WHAT YOU SHOULD DO
Look through the listing for the word "amount". Copy each line that has it.

■ ■ ■ ■ ■ ■ ■

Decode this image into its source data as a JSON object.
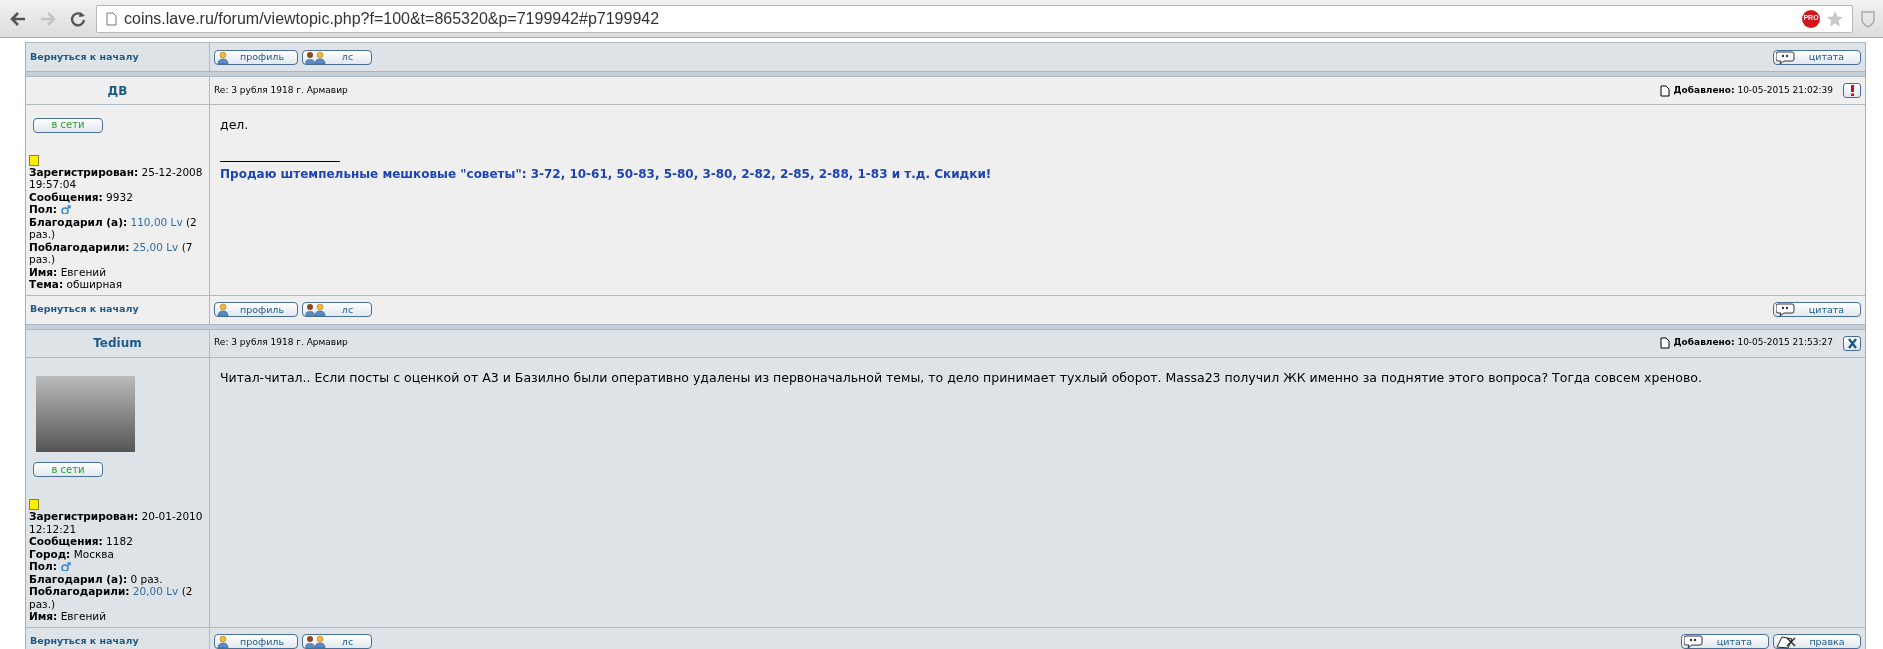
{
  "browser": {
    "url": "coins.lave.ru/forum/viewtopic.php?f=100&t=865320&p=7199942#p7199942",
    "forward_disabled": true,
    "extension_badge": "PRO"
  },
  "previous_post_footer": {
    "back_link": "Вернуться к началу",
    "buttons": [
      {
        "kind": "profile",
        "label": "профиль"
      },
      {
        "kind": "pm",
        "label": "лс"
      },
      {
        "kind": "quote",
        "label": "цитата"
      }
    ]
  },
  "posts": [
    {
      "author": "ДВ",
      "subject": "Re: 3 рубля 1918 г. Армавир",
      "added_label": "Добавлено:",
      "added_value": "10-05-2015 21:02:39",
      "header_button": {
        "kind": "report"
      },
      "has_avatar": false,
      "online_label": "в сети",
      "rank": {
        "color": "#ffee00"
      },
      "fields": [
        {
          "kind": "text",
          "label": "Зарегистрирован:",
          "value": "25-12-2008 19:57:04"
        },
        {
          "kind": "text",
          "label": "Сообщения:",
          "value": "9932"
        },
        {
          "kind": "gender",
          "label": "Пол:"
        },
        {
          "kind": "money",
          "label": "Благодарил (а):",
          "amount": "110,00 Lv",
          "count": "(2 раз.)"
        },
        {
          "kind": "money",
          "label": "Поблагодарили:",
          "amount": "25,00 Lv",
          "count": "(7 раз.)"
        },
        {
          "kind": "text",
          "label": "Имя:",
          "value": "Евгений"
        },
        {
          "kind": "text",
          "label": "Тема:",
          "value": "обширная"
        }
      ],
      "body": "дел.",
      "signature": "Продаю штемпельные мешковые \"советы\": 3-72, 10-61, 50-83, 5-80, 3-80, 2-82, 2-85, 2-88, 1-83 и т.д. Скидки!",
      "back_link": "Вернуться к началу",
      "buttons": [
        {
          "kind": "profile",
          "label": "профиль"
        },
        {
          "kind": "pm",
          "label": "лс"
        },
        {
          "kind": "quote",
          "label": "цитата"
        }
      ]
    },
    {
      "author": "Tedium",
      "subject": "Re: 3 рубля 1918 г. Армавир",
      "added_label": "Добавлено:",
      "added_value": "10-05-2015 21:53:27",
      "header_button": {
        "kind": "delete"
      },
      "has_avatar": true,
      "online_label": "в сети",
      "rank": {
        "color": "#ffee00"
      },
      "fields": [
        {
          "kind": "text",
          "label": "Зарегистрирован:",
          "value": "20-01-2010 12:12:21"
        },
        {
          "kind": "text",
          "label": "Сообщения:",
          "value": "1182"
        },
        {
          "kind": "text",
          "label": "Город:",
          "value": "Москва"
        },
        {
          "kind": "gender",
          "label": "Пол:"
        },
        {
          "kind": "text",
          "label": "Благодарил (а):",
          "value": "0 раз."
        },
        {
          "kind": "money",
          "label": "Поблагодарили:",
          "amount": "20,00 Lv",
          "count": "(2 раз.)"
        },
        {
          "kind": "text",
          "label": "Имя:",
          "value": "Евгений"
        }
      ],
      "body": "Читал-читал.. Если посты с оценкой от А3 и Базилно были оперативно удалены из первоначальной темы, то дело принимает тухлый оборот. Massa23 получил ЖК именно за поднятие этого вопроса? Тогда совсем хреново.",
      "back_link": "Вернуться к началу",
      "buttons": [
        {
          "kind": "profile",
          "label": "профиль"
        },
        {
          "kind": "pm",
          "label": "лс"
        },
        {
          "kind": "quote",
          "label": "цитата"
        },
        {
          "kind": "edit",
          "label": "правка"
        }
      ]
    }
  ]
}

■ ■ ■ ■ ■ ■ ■

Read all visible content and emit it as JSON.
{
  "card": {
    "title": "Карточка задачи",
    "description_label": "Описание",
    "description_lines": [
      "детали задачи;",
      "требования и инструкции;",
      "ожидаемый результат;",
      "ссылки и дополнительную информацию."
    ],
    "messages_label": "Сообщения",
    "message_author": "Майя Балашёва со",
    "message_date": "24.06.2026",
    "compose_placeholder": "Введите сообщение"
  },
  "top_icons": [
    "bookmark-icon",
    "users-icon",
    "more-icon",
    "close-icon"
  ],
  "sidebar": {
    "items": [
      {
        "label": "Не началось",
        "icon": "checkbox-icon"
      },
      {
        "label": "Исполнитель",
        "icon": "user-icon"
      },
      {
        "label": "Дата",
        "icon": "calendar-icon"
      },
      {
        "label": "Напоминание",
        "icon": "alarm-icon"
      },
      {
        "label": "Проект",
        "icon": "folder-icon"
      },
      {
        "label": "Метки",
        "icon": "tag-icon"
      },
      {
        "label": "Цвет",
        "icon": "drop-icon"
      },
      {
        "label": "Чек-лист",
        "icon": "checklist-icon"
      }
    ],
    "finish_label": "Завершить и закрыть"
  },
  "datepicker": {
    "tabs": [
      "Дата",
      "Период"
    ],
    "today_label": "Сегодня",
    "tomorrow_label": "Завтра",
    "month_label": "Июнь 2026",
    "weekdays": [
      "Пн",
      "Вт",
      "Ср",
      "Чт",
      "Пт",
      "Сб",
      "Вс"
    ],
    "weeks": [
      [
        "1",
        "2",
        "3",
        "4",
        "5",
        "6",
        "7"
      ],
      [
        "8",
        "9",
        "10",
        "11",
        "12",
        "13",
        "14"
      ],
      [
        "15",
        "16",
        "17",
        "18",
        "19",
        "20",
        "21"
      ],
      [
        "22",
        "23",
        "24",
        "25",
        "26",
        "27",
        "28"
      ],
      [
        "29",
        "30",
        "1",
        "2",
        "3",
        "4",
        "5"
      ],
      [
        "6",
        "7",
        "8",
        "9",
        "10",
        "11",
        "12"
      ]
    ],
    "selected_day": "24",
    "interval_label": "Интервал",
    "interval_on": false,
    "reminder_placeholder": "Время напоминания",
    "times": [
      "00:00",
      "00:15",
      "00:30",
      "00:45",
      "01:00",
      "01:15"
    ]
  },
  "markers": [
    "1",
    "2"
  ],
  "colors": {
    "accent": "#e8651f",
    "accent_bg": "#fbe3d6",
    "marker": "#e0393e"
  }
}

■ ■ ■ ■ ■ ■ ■

RESPONSE AREA
          "amount": "110,00 Lv",
          "amount": "25,00 Lv",
          "amount": "20,00 Lv",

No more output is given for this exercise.